[Goal of the exercise] An image-free, exact copy of the records below is required.

[Provided data]
○ ○ ○

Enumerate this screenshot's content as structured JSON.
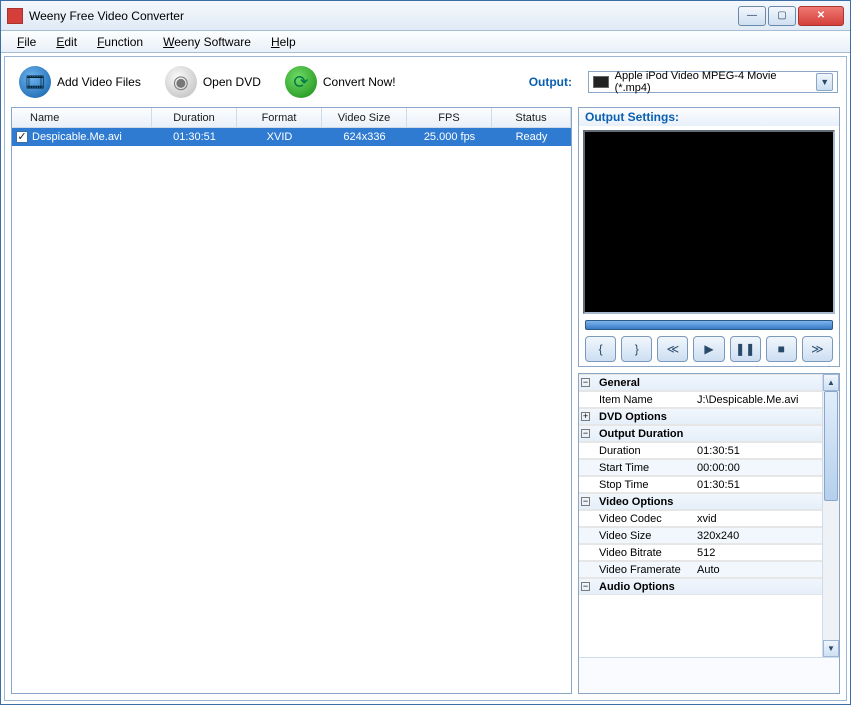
{
  "window": {
    "title": "Weeny Free Video Converter"
  },
  "menu": [
    "File",
    "Edit",
    "Function",
    "Weeny Software",
    "Help"
  ],
  "toolbar": {
    "add": "Add Video Files",
    "opendvd": "Open DVD",
    "convert": "Convert Now!",
    "output_label": "Output:",
    "output_value": "Apple iPod Video MPEG-4 Movie (*.mp4)"
  },
  "grid": {
    "headers": [
      "Name",
      "Duration",
      "Format",
      "Video Size",
      "FPS",
      "Status"
    ],
    "rows": [
      {
        "checked": true,
        "name": "Despicable.Me.avi",
        "duration": "01:30:51",
        "format": "XVID",
        "size": "624x336",
        "fps": "25.000 fps",
        "status": "Ready"
      }
    ]
  },
  "preview": {
    "title": "Output Settings:"
  },
  "settings": {
    "sections": [
      {
        "type": "section",
        "expand": "−",
        "name": "General"
      },
      {
        "type": "row",
        "name": "Item Name",
        "value": "J:\\Despicable.Me.avi"
      },
      {
        "type": "section",
        "expand": "+",
        "name": "DVD Options"
      },
      {
        "type": "section",
        "expand": "−",
        "name": "Output Duration"
      },
      {
        "type": "row",
        "name": "Duration",
        "value": "01:30:51"
      },
      {
        "type": "row",
        "name": "Start Time",
        "value": "00:00:00"
      },
      {
        "type": "row",
        "name": "Stop Time",
        "value": "01:30:51"
      },
      {
        "type": "section",
        "expand": "−",
        "name": "Video Options"
      },
      {
        "type": "row",
        "name": "Video Codec",
        "value": "xvid"
      },
      {
        "type": "row",
        "name": "Video Size",
        "value": "320x240"
      },
      {
        "type": "row",
        "name": "Video Bitrate",
        "value": "512"
      },
      {
        "type": "row",
        "name": "Video Framerate",
        "value": "Auto"
      },
      {
        "type": "section",
        "expand": "−",
        "name": "Audio Options"
      }
    ]
  }
}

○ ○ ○

[The answer]
Enumerate this screenshot's content as structured JSON.
{
  "window": {
    "title": "Weeny Free Video Converter"
  },
  "menu": [
    "File",
    "Edit",
    "Function",
    "Weeny Software",
    "Help"
  ],
  "toolbar": {
    "add": "Add Video Files",
    "opendvd": "Open DVD",
    "convert": "Convert Now!",
    "output_label": "Output:",
    "output_value": "Apple iPod Video MPEG-4 Movie (*.mp4)"
  },
  "grid": {
    "headers": [
      "Name",
      "Duration",
      "Format",
      "Video Size",
      "FPS",
      "Status"
    ],
    "rows": [
      {
        "checked": true,
        "name": "Despicable.Me.avi",
        "duration": "01:30:51",
        "format": "XVID",
        "size": "624x336",
        "fps": "25.000 fps",
        "status": "Ready"
      }
    ]
  },
  "preview": {
    "title": "Output Settings:"
  },
  "settings": {
    "sections": [
      {
        "type": "section",
        "expand": "−",
        "name": "General"
      },
      {
        "type": "row",
        "name": "Item Name",
        "value": "J:\\Despicable.Me.avi"
      },
      {
        "type": "section",
        "expand": "+",
        "name": "DVD Options"
      },
      {
        "type": "section",
        "expand": "−",
        "name": "Output Duration"
      },
      {
        "type": "row",
        "name": "Duration",
        "value": "01:30:51"
      },
      {
        "type": "row",
        "name": "Start Time",
        "value": "00:00:00"
      },
      {
        "type": "row",
        "name": "Stop Time",
        "value": "01:30:51"
      },
      {
        "type": "section",
        "expand": "−",
        "name": "Video Options"
      },
      {
        "type": "row",
        "name": "Video Codec",
        "value": "xvid"
      },
      {
        "type": "row",
        "name": "Video Size",
        "value": "320x240"
      },
      {
        "type": "row",
        "name": "Video Bitrate",
        "value": "512"
      },
      {
        "type": "row",
        "name": "Video Framerate",
        "value": "Auto"
      },
      {
        "type": "section",
        "expand": "−",
        "name": "Audio Options"
      }
    ]
  }
}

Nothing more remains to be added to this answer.